RECORDS PROVIDED: Begin

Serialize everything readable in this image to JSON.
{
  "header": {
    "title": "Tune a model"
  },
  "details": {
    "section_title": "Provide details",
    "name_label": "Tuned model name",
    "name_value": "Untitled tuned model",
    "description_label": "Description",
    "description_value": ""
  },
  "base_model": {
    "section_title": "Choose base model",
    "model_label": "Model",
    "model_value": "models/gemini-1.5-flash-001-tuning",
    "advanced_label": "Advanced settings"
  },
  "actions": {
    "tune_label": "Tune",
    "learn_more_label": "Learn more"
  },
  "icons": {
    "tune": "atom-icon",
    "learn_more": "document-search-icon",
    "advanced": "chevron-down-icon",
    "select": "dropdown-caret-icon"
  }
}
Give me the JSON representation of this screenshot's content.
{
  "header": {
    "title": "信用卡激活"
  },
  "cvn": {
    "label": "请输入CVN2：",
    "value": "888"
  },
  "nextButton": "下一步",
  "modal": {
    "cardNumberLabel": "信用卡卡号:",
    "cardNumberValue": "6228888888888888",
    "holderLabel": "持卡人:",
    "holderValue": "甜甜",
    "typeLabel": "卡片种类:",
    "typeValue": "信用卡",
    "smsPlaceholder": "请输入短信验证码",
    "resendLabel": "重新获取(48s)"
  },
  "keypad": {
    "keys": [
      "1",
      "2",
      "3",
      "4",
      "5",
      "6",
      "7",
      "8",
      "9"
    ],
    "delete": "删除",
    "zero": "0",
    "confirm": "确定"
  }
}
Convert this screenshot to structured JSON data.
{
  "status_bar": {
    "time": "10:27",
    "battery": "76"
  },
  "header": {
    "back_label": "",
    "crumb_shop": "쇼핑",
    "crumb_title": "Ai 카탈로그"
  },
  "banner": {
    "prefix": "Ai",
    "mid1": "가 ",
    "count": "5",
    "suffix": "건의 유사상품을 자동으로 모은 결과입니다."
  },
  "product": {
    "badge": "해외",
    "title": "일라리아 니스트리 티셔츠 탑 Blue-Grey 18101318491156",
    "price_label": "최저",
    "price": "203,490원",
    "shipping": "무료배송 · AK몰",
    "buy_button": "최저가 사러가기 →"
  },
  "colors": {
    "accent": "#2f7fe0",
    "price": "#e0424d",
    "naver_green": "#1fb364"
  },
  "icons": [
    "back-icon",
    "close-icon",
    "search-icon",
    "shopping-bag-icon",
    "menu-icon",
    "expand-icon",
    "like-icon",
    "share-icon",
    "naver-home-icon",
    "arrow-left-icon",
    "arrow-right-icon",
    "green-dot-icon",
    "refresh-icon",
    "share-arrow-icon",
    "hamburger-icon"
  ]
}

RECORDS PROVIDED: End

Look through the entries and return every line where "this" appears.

Serialize everything readable in this image to JSON.
Give me the JSON representation of this screenshot's content.
Convert this screenshot to structured JSON data.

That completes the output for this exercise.